There are unarguably few more prominent figures in the world of folk, roots and americana than Rhiannon Giddens. Twenty or so minutes into tonight’s Union Chapel gig, Giddens can only take a step back to accept the crowd’s heartfelt applause upon the acknowledgment of her just recently announced Pulitzer Prize for Music Award (co-winner with Michael Abels for their opera ‘Omar’). She may not have even made that particular affirmation were it not for the interjection of her partner and musical accompanist Francesco Turrisi who noted “Oh, and we should also mention the Pulitzer.” All of which had already followed a round of previously hefty audience laudation in acknowledgment of her 2022 Grammy award for best folk album. One assumes that newly found mantelpiece spacing or additional shelving at the Giddens’ Limerick residence may be soon required.
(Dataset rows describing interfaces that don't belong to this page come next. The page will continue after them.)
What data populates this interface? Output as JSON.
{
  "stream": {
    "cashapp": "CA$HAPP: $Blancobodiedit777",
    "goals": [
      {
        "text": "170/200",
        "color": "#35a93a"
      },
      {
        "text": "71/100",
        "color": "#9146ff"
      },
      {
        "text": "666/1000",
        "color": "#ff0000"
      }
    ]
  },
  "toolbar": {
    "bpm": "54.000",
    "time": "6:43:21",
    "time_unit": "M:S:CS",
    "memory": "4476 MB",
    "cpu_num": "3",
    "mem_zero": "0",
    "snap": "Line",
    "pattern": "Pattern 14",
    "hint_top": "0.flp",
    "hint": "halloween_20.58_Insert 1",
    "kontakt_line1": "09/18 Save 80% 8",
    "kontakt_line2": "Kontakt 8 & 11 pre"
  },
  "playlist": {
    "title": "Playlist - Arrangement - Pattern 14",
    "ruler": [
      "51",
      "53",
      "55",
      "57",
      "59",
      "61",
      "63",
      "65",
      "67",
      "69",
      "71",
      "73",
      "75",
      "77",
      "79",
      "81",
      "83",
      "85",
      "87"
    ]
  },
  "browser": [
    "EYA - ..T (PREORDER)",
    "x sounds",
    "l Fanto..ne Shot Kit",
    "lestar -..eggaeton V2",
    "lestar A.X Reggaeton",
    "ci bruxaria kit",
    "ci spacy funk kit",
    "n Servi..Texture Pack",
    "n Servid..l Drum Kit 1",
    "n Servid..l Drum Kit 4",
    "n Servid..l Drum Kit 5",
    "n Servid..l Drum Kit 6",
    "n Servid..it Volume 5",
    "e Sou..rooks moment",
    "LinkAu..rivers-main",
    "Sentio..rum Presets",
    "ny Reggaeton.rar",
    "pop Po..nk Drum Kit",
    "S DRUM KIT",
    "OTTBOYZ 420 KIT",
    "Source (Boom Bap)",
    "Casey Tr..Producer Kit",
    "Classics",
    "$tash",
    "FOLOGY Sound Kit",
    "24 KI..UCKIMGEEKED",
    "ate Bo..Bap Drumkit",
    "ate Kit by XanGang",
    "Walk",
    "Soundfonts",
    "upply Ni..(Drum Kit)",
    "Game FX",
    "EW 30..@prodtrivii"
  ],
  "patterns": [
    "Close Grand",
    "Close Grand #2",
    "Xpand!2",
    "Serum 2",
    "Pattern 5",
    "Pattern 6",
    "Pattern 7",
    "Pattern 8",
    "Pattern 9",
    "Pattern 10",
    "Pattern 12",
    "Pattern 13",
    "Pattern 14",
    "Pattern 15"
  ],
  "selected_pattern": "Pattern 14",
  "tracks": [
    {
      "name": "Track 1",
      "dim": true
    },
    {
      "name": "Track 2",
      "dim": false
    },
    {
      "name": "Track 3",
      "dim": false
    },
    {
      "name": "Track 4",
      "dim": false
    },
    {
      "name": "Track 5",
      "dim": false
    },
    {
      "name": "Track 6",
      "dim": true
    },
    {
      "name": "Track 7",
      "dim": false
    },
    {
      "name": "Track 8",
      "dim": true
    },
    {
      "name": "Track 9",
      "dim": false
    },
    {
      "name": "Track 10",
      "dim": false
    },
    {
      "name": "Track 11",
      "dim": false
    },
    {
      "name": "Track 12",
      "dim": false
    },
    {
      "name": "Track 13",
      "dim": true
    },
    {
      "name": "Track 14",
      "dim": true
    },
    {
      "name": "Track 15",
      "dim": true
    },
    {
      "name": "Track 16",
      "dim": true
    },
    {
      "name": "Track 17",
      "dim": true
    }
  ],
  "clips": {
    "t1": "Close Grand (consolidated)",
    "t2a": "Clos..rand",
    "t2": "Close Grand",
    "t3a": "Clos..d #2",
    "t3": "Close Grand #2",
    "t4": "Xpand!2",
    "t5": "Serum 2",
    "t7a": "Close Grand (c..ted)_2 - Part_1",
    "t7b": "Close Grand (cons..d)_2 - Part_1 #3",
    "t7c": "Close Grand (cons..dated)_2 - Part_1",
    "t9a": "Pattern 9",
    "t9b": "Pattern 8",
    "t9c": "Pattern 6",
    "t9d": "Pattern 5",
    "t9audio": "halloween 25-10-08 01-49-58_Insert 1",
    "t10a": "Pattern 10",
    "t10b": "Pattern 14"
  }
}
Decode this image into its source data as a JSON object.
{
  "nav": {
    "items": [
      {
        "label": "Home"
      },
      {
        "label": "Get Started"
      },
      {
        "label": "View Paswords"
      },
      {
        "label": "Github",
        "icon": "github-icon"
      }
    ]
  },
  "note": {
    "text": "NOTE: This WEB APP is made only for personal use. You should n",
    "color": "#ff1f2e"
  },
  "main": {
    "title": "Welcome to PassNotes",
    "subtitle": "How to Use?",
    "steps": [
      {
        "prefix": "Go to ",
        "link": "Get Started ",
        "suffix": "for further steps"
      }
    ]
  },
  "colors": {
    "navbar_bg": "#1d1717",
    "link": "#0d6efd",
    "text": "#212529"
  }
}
Giddens and Turrisi appear to be in high spirits. During a Little Hat Jones cover, ‘Bye Bye Baby Blues’, Giddens simply vocally mimics a trumpet’s ‘way wah’. Despite their dual musical ambidexterity and excellence there’s plainly limits to even this two pieced ensemble’s talents. After a ballet inspired piece (more of which below) Giddens jests the crowd to “Please, just imagine there’s some dancers,” and although her fiddle playing throughout the night seems close to perfect, she humorously relates a tale of being admonished by an audience member’s post after a recent Aberdeen gig for incorrect bowing where a particular Shetland fiddle piece is concerned – tut tut Ms Giddens. The crowd are also treated to a slightly sassy sounding preview from her new album ‘You’re The One’ due for release in August.
Like many an artist, Giddens wouldn’t wish to be tied down to just one thing, but you feel that her major musical raison d’etre is as a conduit linking the multicultural future of roots music with the prominent but under told, black history of its past. As she states herself mid concert “It’s important to connect the past to present”. The aforementioned ballet number ‘Lucy Negro Redux’ sets intricate balladry to Caroline Randall Williams’ poetry suggesting a what if Shakespeare’s ‘Dark Lady Sonnets’ may have actually been based on a black woman? During a cover of Ethel Waters’ ‘Underneath our Harlem Moon’ Giddens lays tribute to Waters’ clever song writing subtlety that provoked a subliminal social challenging and eventual change during 1920’s American ‘minstrel music’ times. Giddens own ‘At The Purchaser’s Option’ emotionally imparts the same phrase once used during the slave trade, appallingly, should the child of the “purchased” slave be required or not. On ‘I Shall Not Be Moved’ the Union Chapel’s congregation has a chance to provide a gentle, but poignant vocal accompaniment to Giddens’s banjo picking and Turrisi’s accordion hum.
To bring the main set to a close Giddens covered Paul Simon’s ‘American Tune’. Simon himself had last year personally requested she join him on a televised special to play this very song, even adjusting the lyrics of the fifty year old Nixon era number to suit more modern times and a more modern singer’s views. Understandably Giddens seems overwhelmed to be hand-picked by one of America’s finest songwriters, but she need not be. Simon, you can’t help but think, would be in equal awe of her.